### Problem description
Pull every line containing "woodland" out of the material below.

######

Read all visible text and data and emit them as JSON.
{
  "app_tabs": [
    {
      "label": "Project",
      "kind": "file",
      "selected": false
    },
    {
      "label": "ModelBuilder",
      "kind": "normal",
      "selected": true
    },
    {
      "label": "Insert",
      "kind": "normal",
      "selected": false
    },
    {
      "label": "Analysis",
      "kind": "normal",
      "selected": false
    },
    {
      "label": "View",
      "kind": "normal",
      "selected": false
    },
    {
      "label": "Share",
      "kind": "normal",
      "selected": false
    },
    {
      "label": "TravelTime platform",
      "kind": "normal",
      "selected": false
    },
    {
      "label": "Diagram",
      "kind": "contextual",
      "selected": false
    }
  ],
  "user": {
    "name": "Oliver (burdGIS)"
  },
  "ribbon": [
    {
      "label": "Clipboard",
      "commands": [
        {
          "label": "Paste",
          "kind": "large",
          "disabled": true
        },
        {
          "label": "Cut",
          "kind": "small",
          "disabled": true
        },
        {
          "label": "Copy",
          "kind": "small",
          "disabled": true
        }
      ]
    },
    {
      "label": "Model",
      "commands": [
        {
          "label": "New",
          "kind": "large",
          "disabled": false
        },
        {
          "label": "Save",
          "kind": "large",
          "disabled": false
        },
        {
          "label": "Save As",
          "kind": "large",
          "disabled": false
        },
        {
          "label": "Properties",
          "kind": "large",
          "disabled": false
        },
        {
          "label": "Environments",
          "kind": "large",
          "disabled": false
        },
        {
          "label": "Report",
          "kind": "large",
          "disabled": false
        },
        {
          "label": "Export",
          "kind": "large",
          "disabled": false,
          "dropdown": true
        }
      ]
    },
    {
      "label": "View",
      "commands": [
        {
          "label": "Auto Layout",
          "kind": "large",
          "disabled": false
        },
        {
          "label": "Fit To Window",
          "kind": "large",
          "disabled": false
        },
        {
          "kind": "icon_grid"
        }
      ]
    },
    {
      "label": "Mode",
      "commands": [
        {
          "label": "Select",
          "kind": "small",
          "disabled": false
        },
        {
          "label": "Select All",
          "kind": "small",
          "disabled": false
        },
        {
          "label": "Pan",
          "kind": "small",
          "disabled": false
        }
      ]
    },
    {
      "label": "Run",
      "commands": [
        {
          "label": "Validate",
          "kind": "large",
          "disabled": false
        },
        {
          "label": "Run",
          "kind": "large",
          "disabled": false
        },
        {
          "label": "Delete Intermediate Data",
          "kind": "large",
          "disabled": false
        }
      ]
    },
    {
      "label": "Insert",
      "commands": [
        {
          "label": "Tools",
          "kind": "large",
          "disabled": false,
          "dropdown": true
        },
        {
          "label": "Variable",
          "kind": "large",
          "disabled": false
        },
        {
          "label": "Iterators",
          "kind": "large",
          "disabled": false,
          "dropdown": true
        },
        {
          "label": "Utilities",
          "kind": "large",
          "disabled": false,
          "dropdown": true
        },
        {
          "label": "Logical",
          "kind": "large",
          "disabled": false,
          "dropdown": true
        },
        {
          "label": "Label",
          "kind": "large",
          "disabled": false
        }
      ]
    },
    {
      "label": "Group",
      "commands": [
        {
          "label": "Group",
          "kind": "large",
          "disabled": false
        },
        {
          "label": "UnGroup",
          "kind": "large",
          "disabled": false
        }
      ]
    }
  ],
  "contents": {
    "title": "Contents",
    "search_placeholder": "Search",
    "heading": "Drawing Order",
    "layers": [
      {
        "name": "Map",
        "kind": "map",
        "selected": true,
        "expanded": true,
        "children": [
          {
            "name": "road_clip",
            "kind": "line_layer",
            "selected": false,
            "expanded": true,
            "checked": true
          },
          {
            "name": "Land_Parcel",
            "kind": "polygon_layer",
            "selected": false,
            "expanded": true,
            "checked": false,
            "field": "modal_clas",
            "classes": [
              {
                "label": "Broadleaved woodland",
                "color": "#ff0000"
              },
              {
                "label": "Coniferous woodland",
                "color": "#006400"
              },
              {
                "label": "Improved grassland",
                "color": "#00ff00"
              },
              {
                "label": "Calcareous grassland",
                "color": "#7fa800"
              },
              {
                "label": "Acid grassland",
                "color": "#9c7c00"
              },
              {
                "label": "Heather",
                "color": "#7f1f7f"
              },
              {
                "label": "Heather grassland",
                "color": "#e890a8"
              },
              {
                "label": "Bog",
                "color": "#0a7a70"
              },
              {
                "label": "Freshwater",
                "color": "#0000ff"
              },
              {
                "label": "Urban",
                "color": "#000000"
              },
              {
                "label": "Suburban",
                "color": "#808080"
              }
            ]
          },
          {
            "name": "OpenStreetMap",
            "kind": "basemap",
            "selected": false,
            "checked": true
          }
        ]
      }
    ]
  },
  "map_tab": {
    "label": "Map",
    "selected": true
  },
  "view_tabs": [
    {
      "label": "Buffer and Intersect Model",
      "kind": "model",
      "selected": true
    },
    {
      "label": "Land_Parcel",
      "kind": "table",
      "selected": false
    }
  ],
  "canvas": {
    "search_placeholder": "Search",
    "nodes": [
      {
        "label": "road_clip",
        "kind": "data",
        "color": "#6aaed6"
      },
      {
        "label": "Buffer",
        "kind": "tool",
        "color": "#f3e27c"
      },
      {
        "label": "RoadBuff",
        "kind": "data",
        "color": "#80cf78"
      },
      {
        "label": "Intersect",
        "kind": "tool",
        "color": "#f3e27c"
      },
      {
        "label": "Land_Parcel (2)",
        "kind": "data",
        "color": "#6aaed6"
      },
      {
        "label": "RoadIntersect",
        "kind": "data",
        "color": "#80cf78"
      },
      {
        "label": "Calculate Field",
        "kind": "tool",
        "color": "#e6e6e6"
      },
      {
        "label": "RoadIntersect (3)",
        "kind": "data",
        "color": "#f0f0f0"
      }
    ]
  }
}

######

### Problem solution
                "label": "Broadleaved woodland",
                "label": "Coniferous woodland",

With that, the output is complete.